However, get in touch with him or her if you experience significant lower abdominal pain three to five weeks after taking the morning-after pill, bleeding, or spotting that lasts longer than a week. These could signify a loss or the fertilized egg implanting outside of the uterus, typically in a fallopian tube. (ectopic pregnancy).
Frequently Asked Questions
- How do pills for the morning after work?
Ovulation or fertilization may be delayed or disrupted by morning-after medications. That prevents conception from occurring. Either progestin, a synthetic version of the hormone progesterone, or anti-progestin substances are present in the tablets.
- If I take the morning after pill first and then engage in unprotected intercourse, will it still be effective?
For the purpose of preventing pregnancy, the morning-after pill is intended to be administered soon after unprotected sex.
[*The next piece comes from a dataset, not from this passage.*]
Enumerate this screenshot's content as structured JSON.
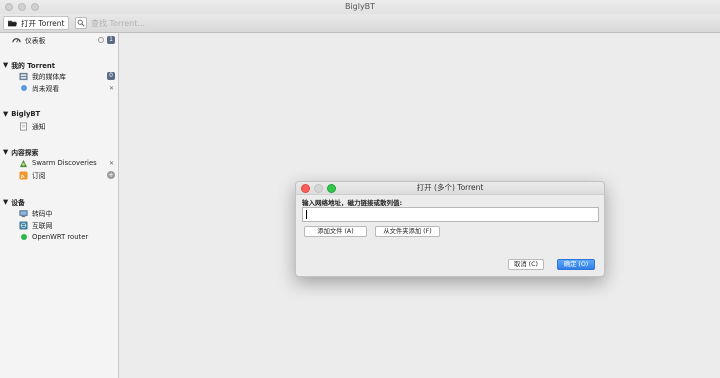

It’s not intended to be used as routine pregnancy control. Find a method of birth control that suits your lifestyle by discussing your choices with your healthcare provider.
- Do morning-after pills have any substitutes?
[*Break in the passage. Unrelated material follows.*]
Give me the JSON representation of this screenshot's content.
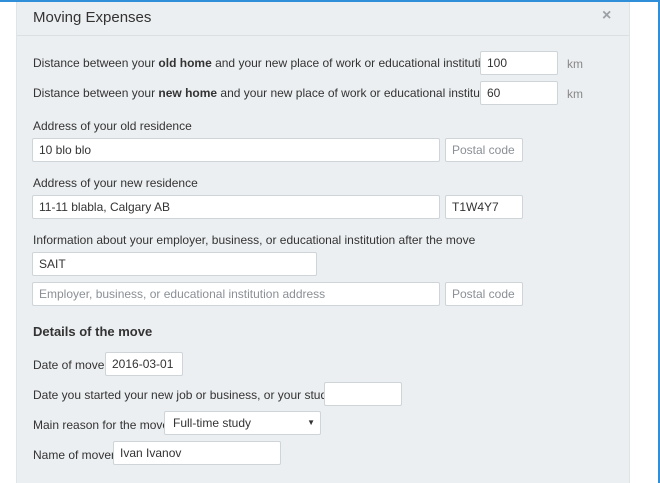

Yes. Emergency contraception that uses a copper intrauterine device (IUD) is the most effective. Day five and day one both produce the same results. But getting it in time can be challenging because a healthcare professional must implant it.
- Can my weight affect how well the morning-after medication works?
According to some research, your weight may have an influence on how effective the morning-after pill is for you. The morning after pill may not be as effective for those with a greater body mass index (BMI) than for those with a lower BMI. An intrauterine device is a kind of emergency contraception that is very efficient at any weight. (IUD).
- What are side effects of emergency contraceptive pills?
Similar to those of oral contraceptives, such as nausea, vomiting, mild irregular vaginal bleeding, and tiredness, side effects of emergency contraceptive pills can occur when used. The rare, mild side effects of the pill usually go away on their own without the need for additional medicines.
A type of emergency contraceptive pill (birth control) called the morning-after pill is designed to aid in preventing conception. A pregnancy that has already begun does not terminate when taking this medication. It’s crucial to keep in mind that the earlier you take the medication, the more successful it will be if you take a morning after pill. The morning after pill works best at preventing pregnancy three to five days after unprotected intercourse, on average. Consult your healthcare provider if you have any concerns about emergency contraception.